There is significant evidence that this model works – including in developing country regions such as Africa, Asia and Latin America – and does not need a fundamental regulatory overhaul. The striking progress of the Internet, based on its inherent flexibility and perpetual adaptations, makes the possibility of revisions to the ITRs concerning for the following reasons:
- The Internet and the international voice network are fundamentally different: The two networks differ substantially in terms of technology, architecture and market structure. Any attempt to impose settlements, which are increasingly difficult to apply even to voice, to the Internet are likely to hinder its development and evolution.
- Imposing ITU accounting rules on the Internet will harm developing countries: Any attempt to impose settlements would lead some providers to take actions to lower their settlement fees, while others would take actions to increase their settlement earnings, which could impact the availability of content and corresponding investments in developing nations.
In particular, the Internet is far more susceptible to impacts from the imposition of settlements than the voice system, due to an intrinsic difference in traffic flows.
While voice traffic between two countries must originate with a caller in one country and terminate with a caller in the other country, many Internet services do not have to originate from a fixed location, as up to 98% of Internet traffic consists of portable data traffic such as file sharing (peer-to-peer), video or web pages.
Such content can be stored in servers located in multiple locations around the world, and from there traffic can be delivered to users faster and at lower cost. This has led to dramatic ongoing shifts in usage patterns and global Internet traffic flows – For example, the vast majority of international Internet bandwidth from Africa has shifted from the US to Europe, and now, increasingly it is being stored in servers in Africa where it can be accessed domestically or regionally. Such movements would be disrupted by imposing settlements on the flow of such content.
Significant investment will be required to maintain the growth of Internet access in line with current projections that show the number of global Internet users increasing from 2.2 billion today to 3.5 billion in 2020. Instead of imposing international economic regulation, policies should focus directly on developing a robust Internet ecosystem.
- Promoting network infrastructure: Focus on increasing investments throughout the network by removing roadblocks to lower the cost of investment, including allocating spectrum for mobile broadband and limiting licensing requirements and fees.

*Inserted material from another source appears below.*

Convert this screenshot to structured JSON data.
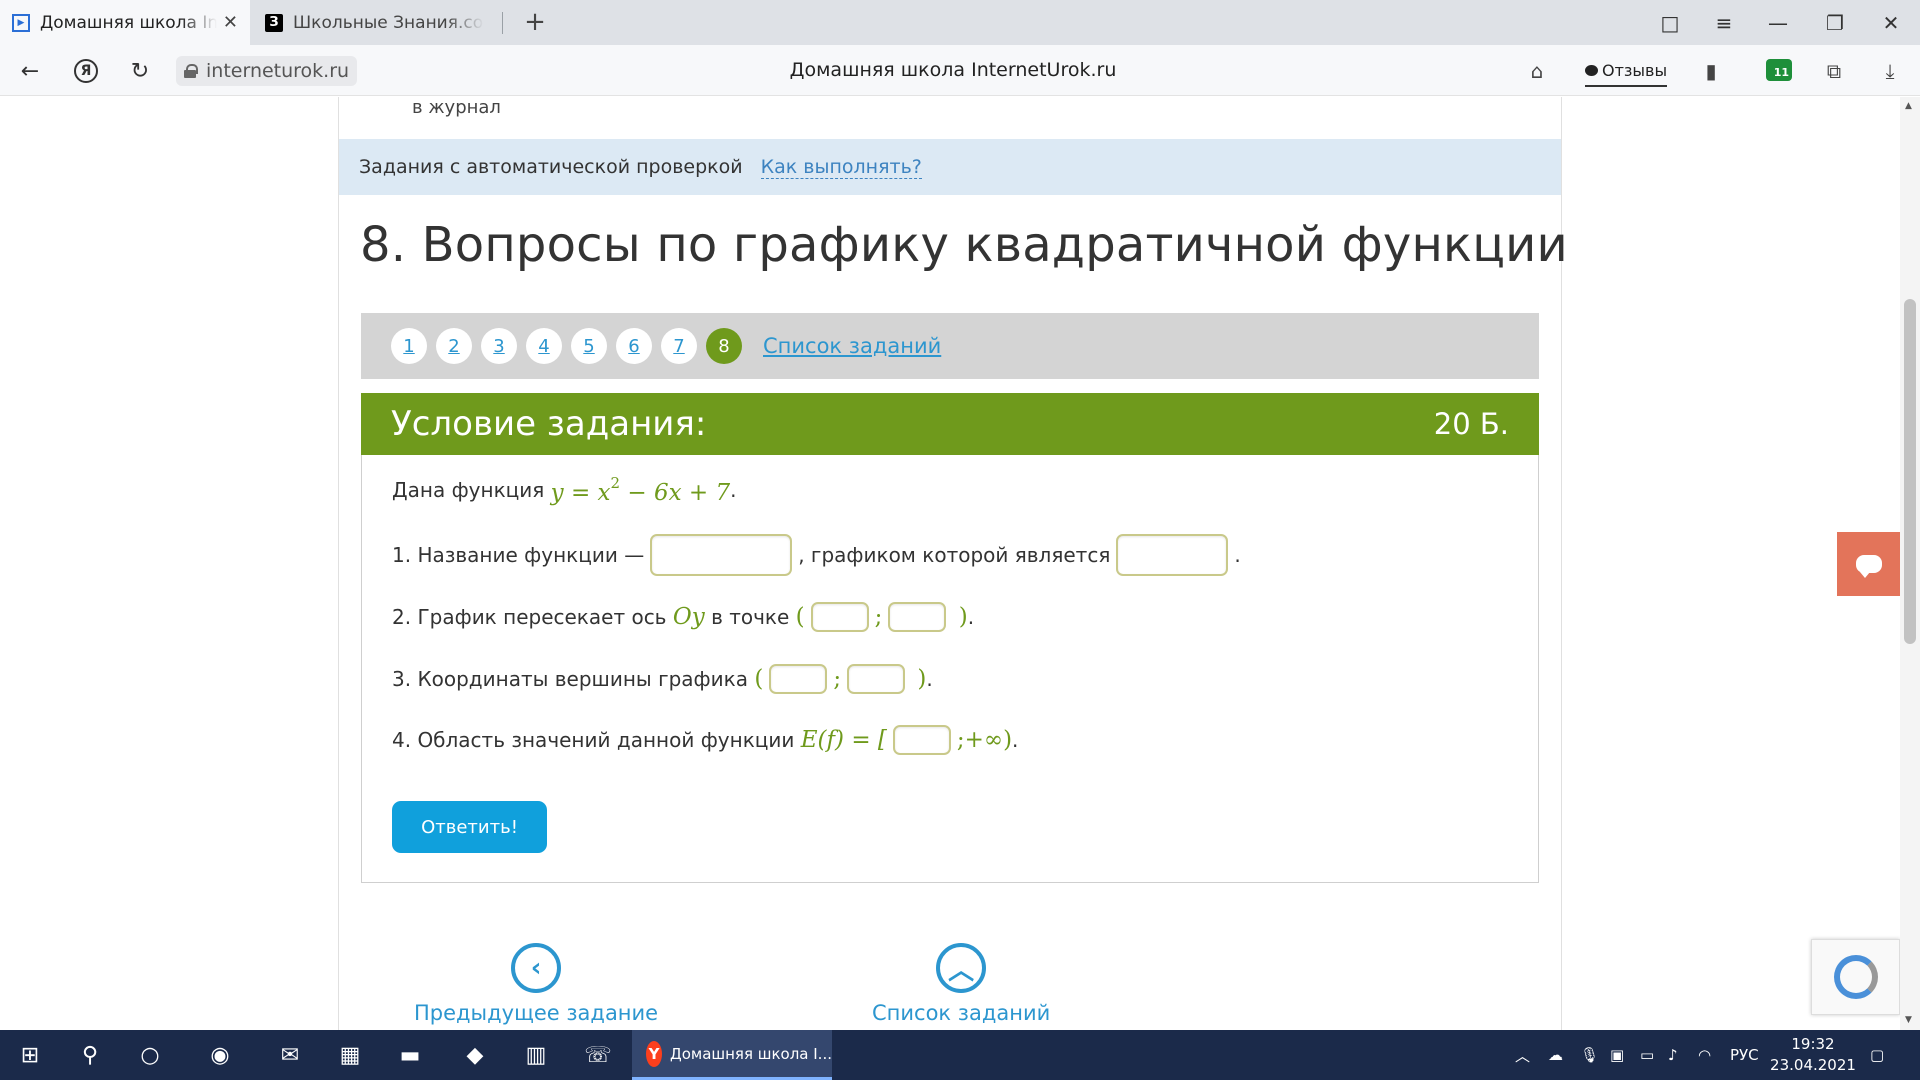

- Telecom liberalisation: As demonstrated in numerous studies, establishing policies to increase competition at all levels of the Internet value chain is a prerequisite for developing information societies and attracting sustainable investment flows. According to a World Bank report, increased competition under independent regulators lowers costs and raises private investment by 50 percent.
- Policies to increase demand: Finally, actions can be taken to increase demand for services, such as promoting entry and development of content that is critical to demand. Further, reducing taxes on equipment such as smartphones will promote ownership and increase demand for services.
Shifting costs for international transit is unpractical, and may serve to reduce investment. Even in the best case, however, settlements are not directly targeted towards promoting investment in national infrastructure and traffic hubs, nor stimulating demand for Internet services, and thus there is no assurance these purported goals will be realised.